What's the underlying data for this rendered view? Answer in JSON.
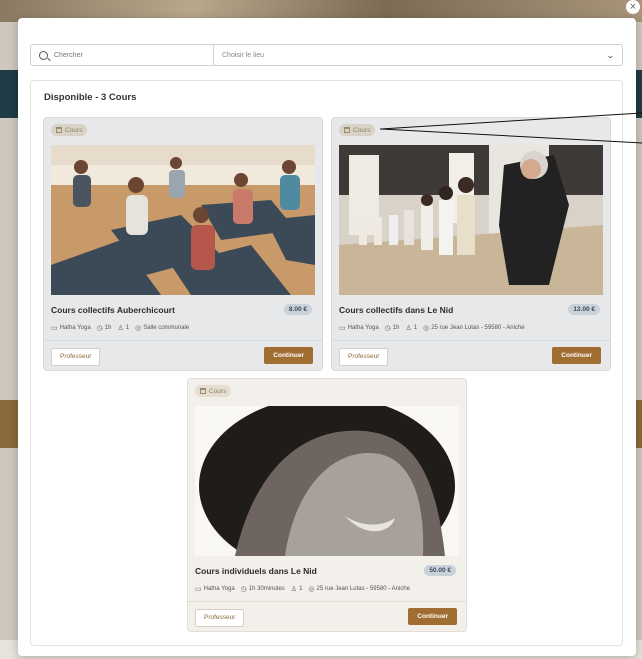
{
  "search": {
    "placeholder": "Chercher"
  },
  "place_select": {
    "selected": "Choisir le lieu"
  },
  "available_label": "Disponible - 3 Cours",
  "close_label": "×",
  "courses": [
    {
      "badge": "Cours",
      "title": "Cours collectifs Auberchicourt",
      "price": "8.00 €",
      "style": "Hatha Yoga",
      "duration": "1h",
      "people": "1",
      "location": "Salle communale",
      "teacher_label": "Professeur",
      "continue_label": "Continuer"
    },
    {
      "badge": "Cours",
      "title": "Cours collectifs dans Le Nid",
      "price": "13.00 €",
      "style": "Hatha Yoga",
      "duration": "1h",
      "people": "1",
      "location": "25 rue Jean Lutas - 59580 - Aniche",
      "teacher_label": "Professeur",
      "continue_label": "Continuer"
    },
    {
      "badge": "Cours",
      "title": "Cours individuels dans Le Nid",
      "price": "50.00 €",
      "style": "Hatha Yoga",
      "duration": "1h 30minutes",
      "people": "1",
      "location": "25 rue Jean Lutas - 59580 - Aniche",
      "teacher_label": "Professeur",
      "continue_label": "Continuer"
    }
  ],
  "icons": [
    "search-icon",
    "chevron-down-icon",
    "building-icon",
    "folder-icon",
    "clock-icon",
    "person-icon",
    "location-pin-icon"
  ]
}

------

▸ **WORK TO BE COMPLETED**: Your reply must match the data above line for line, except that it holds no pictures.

▸ **EXERCISE ANSWER**:
What's the underlying data for this rendered view? Answer in JSON.
{
  "search": {
    "placeholder": "Chercher"
  },
  "place_select": {
    "selected": "Choisir le lieu"
  },
  "available_label": "Disponible - 3 Cours",
  "close_label": "×",
  "courses": [
    {
      "badge": "Cours",
      "title": "Cours collectifs Auberchicourt",
      "price": "8.00 €",
      "style": "Hatha Yoga",
      "duration": "1h",
      "people": "1",
      "location": "Salle communale",
      "teacher_label": "Professeur",
      "continue_label": "Continuer"
    },
    {
      "badge": "Cours",
      "title": "Cours collectifs dans Le Nid",
      "price": "13.00 €",
      "style": "Hatha Yoga",
      "duration": "1h",
      "people": "1",
      "location": "25 rue Jean Lutas - 59580 - Aniche",
      "teacher_label": "Professeur",
      "continue_label": "Continuer"
    },
    {
      "badge": "Cours",
      "title": "Cours individuels dans Le Nid",
      "price": "50.00 €",
      "style": "Hatha Yoga",
      "duration": "1h 30minutes",
      "people": "1",
      "location": "25 rue Jean Lutas - 59580 - Aniche",
      "teacher_label": "Professeur",
      "continue_label": "Continuer"
    }
  ],
  "icons": [
    "search-icon",
    "chevron-down-icon",
    "building-icon",
    "folder-icon",
    "clock-icon",
    "person-icon",
    "location-pin-icon"
  ]
}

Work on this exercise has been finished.